Many Rostock natives still vividly remember the cable crane that was built in 1955 and, owing to its size, became a prominent feature in Warnemünde’s skyline. As part of the Warnow shipyard, the crane also became a symbol of shipbuilding on the Warnow River. In the GDR period, Rostock was developed as a central shipyard and port location. The Warnow shipyard and international port formed the backbone of this development. At the special exhibition Rostock. Now 800, you can see numerous objects that provide insight into this chapter of Rostock’s economic history. These exhibits include a 1962 book by Franz Fühmann, Kabelkran und blauer Peter (“Cable Crane and Blue Peter”), which was based on the author’s earlier experiences at the Warnow shipyard in Warnemünde.
In the 1950s and 1960s the GDR leadership attempted to present the work of the state-owned companies in an ideal light. The commissioned authors also frequently noticed bottlenecks and difficulties in production. However, they were rarely allowed to write about these issues openly.
The Hotel “Neptun” has been Warnemünde’s largest and best known hotel since 1971 and, with a height of 64 metres, is the second tallest building in the Hanseatic City. It was considered one of the GDR’s top three hotels and was a dream destination for many East Germans. In its first years, the hotel only accepted guests from the West. However, after the Eighth Party Conference of the SED, which raised the “unity of economic and social policy” principle to the status of a doctrine, 80% of the rooms were reserved for the holiday service of East Germany’s Free German Trade Union Federation (FDGB). The price for twelve days with full board was 310 East German marks. These visits were awarded by the “holiday commissions” of the companies, which selected holidaymakers on the basis of “socialist” criteria. At the exhibition Rostock. Now 800, you can see a so-called Storeticket. Owing to the large percentage of guests from other countries, particularly West Germany, the Hotel Neptun had its own currency. All guests were required to exchange their own national currency for Storetickets. The purpose of this system was to prevent illegal currency exchange and black-market trade.

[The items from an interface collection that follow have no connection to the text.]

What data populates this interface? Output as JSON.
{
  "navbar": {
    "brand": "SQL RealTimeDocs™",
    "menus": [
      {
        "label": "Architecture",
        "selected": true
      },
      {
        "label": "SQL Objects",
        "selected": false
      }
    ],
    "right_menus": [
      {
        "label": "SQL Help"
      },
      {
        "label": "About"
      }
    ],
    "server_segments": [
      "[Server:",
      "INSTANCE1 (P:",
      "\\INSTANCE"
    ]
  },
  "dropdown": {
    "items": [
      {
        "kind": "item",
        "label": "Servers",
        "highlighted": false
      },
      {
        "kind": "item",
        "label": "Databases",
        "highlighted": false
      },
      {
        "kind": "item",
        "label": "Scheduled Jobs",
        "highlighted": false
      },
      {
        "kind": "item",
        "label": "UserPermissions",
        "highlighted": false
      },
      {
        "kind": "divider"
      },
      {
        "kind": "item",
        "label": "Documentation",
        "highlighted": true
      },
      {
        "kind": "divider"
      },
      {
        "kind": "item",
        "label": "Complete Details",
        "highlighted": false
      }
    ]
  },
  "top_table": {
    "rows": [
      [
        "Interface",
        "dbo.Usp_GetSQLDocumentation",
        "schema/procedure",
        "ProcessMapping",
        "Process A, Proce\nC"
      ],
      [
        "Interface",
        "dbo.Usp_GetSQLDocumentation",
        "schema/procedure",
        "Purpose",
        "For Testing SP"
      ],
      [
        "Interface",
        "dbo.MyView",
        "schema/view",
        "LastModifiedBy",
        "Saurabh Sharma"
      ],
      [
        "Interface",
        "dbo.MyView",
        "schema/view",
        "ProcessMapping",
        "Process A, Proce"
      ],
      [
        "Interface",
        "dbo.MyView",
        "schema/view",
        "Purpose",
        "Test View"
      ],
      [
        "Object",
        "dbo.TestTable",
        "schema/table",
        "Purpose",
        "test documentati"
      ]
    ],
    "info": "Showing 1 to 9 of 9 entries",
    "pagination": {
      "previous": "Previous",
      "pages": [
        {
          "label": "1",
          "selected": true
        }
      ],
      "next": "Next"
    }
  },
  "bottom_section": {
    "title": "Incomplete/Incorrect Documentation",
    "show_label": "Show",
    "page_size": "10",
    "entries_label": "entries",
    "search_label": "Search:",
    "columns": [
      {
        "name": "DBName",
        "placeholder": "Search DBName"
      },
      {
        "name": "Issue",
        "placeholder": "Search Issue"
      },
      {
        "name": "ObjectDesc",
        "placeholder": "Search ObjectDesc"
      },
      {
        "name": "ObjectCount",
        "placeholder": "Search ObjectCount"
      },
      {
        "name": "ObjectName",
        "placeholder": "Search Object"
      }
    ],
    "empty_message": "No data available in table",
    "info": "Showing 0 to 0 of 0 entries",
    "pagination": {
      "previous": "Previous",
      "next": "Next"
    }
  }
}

Football fans from the city and surrounding region regularly flock to the Baltic Sea Stadium (Ostseestadion) to cheer on their team. The Hansa Rostock football club has captured the hearts of countless people in Northern Germany. The club was formed in 1965 from the football department of the Empor Rostock sports club and is now an important trademark of the city, as well as a driving force for its economy. Its development was closely tied to Rostock’s role as district capital. When the Baltic Sea Stadium was completed in 1954, none of the local football teams were playing in a higher division. After the relegation of the Motor Wismar sports club in 1951/52, there was no northern team left in East Germany’s top level football league. This is why the GDR sports administration at the suggestion of the first secretary of the SED district administration decided to move the team of the Saxon club BSG Empor Lauter to Rostock during the 1954 season. One of the related objects being shown in the special exhibition Rostock. Now 800 is a 1980 pennant from the club.